  • Feeling different from everyone else or having friends who are untrustworthy or make little effort to attend events you invite them to are other causes of loneliness.

  • It is important to know why you feel lonely, so you can apply the right solution, which involves finding a way to connect with another person. Social groups that focus on projects or crafting are good options. Joining a Bible study or a hunting party, or a book club are good places to find people with similar interests.

  • Organizations that partner with local governments to identify at-risk groups are staffed with volunteers who go out into the community and offer companionship to isolated individuals.

  • Another solution gaining popularity is pairing young adults suffering from loneliness with an older person with similar interests.

Fighting loneliness is almost impossible to do when you are the lonely person.

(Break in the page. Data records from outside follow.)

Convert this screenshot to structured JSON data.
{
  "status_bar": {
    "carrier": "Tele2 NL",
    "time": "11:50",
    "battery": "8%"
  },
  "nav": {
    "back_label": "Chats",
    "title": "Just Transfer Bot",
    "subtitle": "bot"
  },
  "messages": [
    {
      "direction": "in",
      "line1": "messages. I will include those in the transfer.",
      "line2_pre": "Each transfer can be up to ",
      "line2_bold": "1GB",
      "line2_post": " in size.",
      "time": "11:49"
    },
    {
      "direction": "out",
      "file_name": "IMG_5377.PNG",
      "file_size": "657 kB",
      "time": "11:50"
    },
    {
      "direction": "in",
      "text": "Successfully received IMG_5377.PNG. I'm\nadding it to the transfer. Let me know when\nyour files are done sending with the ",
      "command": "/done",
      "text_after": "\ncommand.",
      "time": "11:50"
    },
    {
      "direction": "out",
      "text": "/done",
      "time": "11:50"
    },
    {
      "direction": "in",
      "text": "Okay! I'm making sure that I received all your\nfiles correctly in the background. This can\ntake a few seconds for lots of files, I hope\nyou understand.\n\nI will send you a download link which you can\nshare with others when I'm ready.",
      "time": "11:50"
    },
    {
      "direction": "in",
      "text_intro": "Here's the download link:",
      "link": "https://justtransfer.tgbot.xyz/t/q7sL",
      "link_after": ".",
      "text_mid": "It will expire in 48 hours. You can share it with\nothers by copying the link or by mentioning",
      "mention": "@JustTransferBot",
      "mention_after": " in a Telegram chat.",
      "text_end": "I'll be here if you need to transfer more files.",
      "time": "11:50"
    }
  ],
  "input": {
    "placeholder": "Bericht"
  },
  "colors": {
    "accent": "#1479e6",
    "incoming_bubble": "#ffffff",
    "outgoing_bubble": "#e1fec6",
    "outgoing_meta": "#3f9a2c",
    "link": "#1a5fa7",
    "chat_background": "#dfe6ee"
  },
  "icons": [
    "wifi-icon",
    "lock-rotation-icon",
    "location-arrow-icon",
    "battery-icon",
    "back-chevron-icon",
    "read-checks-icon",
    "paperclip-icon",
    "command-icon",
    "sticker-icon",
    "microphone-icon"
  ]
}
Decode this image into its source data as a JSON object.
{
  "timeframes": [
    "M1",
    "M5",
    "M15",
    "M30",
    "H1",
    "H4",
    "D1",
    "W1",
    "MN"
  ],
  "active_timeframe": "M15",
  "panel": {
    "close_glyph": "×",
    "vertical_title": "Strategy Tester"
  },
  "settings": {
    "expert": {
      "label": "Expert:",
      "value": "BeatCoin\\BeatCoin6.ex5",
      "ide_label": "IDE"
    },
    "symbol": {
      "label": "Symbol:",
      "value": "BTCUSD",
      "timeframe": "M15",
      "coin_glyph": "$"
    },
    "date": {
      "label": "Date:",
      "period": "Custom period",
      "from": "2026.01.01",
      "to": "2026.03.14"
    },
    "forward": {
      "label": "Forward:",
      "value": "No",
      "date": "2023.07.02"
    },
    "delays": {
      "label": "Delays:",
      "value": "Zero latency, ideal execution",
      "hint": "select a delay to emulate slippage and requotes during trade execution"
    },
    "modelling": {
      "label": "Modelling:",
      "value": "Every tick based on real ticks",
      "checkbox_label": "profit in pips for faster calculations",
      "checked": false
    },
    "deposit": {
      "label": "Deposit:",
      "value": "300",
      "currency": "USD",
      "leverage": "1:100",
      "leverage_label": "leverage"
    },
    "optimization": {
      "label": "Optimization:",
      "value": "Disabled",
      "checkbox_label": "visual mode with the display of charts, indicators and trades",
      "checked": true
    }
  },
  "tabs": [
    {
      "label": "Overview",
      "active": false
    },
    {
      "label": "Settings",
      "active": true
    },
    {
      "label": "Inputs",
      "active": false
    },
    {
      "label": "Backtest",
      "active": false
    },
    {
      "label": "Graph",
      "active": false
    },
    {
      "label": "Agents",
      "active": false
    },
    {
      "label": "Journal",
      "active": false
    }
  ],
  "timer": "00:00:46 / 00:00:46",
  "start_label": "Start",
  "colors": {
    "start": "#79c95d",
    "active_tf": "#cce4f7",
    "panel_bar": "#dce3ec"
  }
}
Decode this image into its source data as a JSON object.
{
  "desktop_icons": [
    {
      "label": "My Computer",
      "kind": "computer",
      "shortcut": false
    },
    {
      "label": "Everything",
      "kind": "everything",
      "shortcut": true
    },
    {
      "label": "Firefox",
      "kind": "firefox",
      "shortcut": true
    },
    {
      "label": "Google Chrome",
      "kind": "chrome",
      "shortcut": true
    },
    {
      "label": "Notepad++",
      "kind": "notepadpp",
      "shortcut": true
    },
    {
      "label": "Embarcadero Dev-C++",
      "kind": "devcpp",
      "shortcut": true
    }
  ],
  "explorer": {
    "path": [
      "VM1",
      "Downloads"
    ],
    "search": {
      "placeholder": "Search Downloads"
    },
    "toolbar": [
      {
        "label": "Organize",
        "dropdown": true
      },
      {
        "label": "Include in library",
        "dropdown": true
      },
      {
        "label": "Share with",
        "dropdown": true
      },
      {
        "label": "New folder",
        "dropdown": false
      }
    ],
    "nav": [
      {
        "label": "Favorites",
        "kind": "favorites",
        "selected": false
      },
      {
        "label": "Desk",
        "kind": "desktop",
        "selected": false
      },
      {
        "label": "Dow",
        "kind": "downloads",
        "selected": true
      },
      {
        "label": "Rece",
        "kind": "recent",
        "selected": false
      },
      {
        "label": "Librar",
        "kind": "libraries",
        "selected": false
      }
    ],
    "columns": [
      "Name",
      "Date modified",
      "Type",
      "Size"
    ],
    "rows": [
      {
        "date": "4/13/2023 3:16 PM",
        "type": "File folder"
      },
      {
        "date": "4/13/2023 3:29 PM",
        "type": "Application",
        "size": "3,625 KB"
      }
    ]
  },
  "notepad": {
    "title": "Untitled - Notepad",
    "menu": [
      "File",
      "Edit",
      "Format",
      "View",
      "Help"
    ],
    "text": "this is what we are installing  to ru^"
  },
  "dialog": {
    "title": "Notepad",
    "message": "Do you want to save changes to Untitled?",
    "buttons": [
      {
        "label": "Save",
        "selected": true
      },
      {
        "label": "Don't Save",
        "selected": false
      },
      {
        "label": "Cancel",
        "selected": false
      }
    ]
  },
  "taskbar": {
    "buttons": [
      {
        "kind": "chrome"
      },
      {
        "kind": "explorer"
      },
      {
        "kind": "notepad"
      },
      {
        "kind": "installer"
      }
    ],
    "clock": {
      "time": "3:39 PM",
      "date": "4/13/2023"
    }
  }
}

And the stigma attached to loneliness often makes people feel hopeless and ashamed, which prevents them from reaching out for help.

Learning to recognize the signs of loneliness, especially in at-risk populations allows you to build a mutually beneficial, connected relationship with another person and have a lasting impact on both your lives.

Building connections takes effort and courage and is not always easy to do.
But the gift of a lasting friendship based on mutual interests and shared
experiences makes the effort worthwhile.


When you partner with Ulliance, our Life Advisor Consultants are always just a phone call away to teach ways to enhance your work/life balance and increase your happiness. The Ulliance Life Advisor Employee Assistance Program (a total Well-being Program) can help employees and employers come closer to a state of total well-being.


Laughter really could be the best medicine. (n.d.). Retrieved from Campaign ti End Loneliness: https://www.campaigntoendloneliness.org/laughter-really-could-be-the-best-medicine/

Loneliness in America: How the Pandemic Has Deepened an Epidemic of Loneliness and What We Can Do About It. (2021, February). Retrieved from Making Caring Common: https://mcc.gse.harvard.edu/reports/loneliness-in-america

Madeline Dangerfield Cha and Joy Zhang. (2021, March 29). Solving the Loneliness Epidemic, Two Generations at a Time. Retrieved from Stanford Social Innovation Review: https://ssir.org/articles/entry/solving_the_loneliness_epidemic_two_generations_at_a_time

Rubin, G. (2017, February 27). 7 Types of Loneliness and Why it Mastters. Retrieved from Psychology Today: https://www.psychologytoday.com/us/blog/the-happiness-project/201702/7-types-loneliness-and-why-it-matters

Sundberg, N. (2020, July 29). Alone but Not Lonrely: How to Build Connections and Feel Less Lonely. Retrieved from Headway: https://headway.ginger.io/alone-but-not-lonely-how-to-build-connections-and-feel-less-lonely-fadaefcbcd08